Welcome to this week’s installation of “Why Your Bow Sucks,” an ongoing series of bow reviews.
Welcome, friends, to the brink of bankruptcy. With an MSRP of $1,899, not only will you have to take out a second mortgage to pay for this thing, but it’ll also come with a divorce once she finds out it’s worth more than her engagement ring.
But, at least you won’t have to worry about tuning this bow!
“I’m trying to give you an experience that will allow you to set these up and have the most accurate bow on the market – out of the box,” Dudley says in a YouTube video.
I can’t wait to make someone shoot it through paper. Nock low. Calling it now.
The Levitate weighs in at about 3.6 pounds. This lightweight bow will be perfect for the guys who wear plate carriers, meat-haulers and 20-pound Kifaru fanny-packs to their local 3-D shoot. TAC is short for tactical, right? Right?
You also won’t have to worry about people wondering if you have the latest Dudley bow. He’s stamped the Nock On logo all over it, and you can even order it with his signature Nickelodeon Slime strings.
The Levitate is the archery equivalent of a Roush F-150, in that it’s heavily decaled and everyone who owns one won’t stop telling you about it. It’s not an F-150, pal. It’s a Roushhh. F**k you.
The Levitate’s E2 cam currently accommodates draw lengths from 27.5 to 31.5 inches. Burn in hell, short people. I hear that a short-draw cam is in the works, but it ain’t here yet. If you’re over 31.5 inches, you’re longer than Dudley and that isn’t allowed.
Ultimately, it’s your money and if you want a bow that will cause your credit card to spontaneously combust, be my guest. Just don’t let me see you crying when you scratch it.
What Doesn’t Suck
For as much as I hate the price tag and the Nock On branding, the Levitate is actually a damn fine bow. The E2 cam performs well and exactly to the manufacturer’s advertised specs. We tested the 70 pound version with a 500 grain arrow at 31 inches of draw length and it touched 300 fps on the chronograph. For reference, I’ve seen other reviewers test a 500 grain arrow at the 27.5 inch draw length and it chrono’d around 250 fps. It’s fast.
Eighty, 85 and 90 percent let-off adjustments allow you to tailor the cam to your liking, and the draw cycle – while not quite as smooth as previous Evolve Cam flagships – is still pretty comfortable. It’s a bit stiff on the back end, but it looks like PSE did a good job with the E2.
It’s anyone’s guess as to what Dead Frequency Carbon (PSE’s new proprietary carbon layout) is made of, but it is relatively dead in hand (for a carbon bow). Yes, you’ll get a little vibration, but it’s less noticeable than other carbon variations on the market. We didn’t notice much “hop” with this bow, either.

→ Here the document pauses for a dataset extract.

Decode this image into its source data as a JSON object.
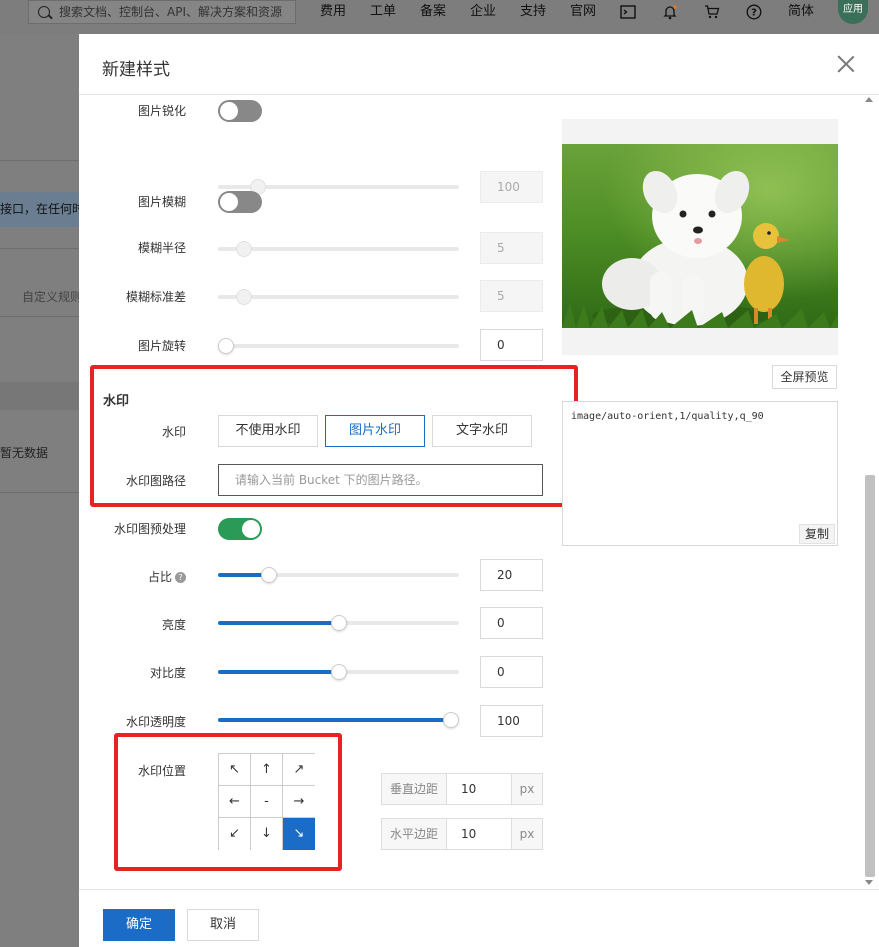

You’d think the six inch brace height would make the Levitate feel a little Xpedite-ish, but it doesn’t. The wider limbs and limb pockets do help with stability, and the addition of a back-bar mount is a nice touch. The Levitate isn’t Mathews quiet, but it isn’t all that loud, either. The grip is a touch slimmer than previous PSE carbon models, which is something I prefer from a torque-reducing standpoint. If you prefer a rubberized grip, the bow does come with mounting holes (grip sold separately).
At just over 32 inches axle-to-axle, the Levitate is positioned to be a good option for someone looking for a do-everything bow. I wouldn’t be afraid to use it for 3-D shoots and it’s not so long that you couldn’t bring it into the tree stand. That’s assuming you can afford a tree stand after buying this thing and let’s be honest – if you’re shooting a Levitate you’re probably a tree saddle guy, anyway.
For a fast, lightweight and accurate bow, you’d be hard-pressed to find one better than the Levitate. John Dudley made the move to PSE in order to have the freedom and flexibility to put his stamp on the product line, and we certainly see that here.
The prevailing question remains, “Is this bow worth $1900?” It’s a free market and the Levitate is worth what folks are willing to pay for it. Dudley and PSE have priced a lot of people out of this bow, and they did it on purpose. They went for premium, and premium it is.
If you have the jingle in your pocket, you can do a lot worse than this. At the very least, I’d recommend giving it a test if there’s one available at a nearby pro shop. I’d expect PSE to unveil a slightly less expensive, non-Dudley version of a Dead Frequency Carbon bow at the upcoming ATA show (provided it doesn’t get cancelled), but we’ll have to see what that final product (and its pricing) looks like.
Are there quieter bows? Yes. Are there bows with a smoother draw cycle? Yes. Are there bows with more tunability? Yes. But, there isn’t a bow lighter than the Levitate with nearly as much performance.
My advice: Buy the Levitate if you like it, but don’t buy it simply for the branding.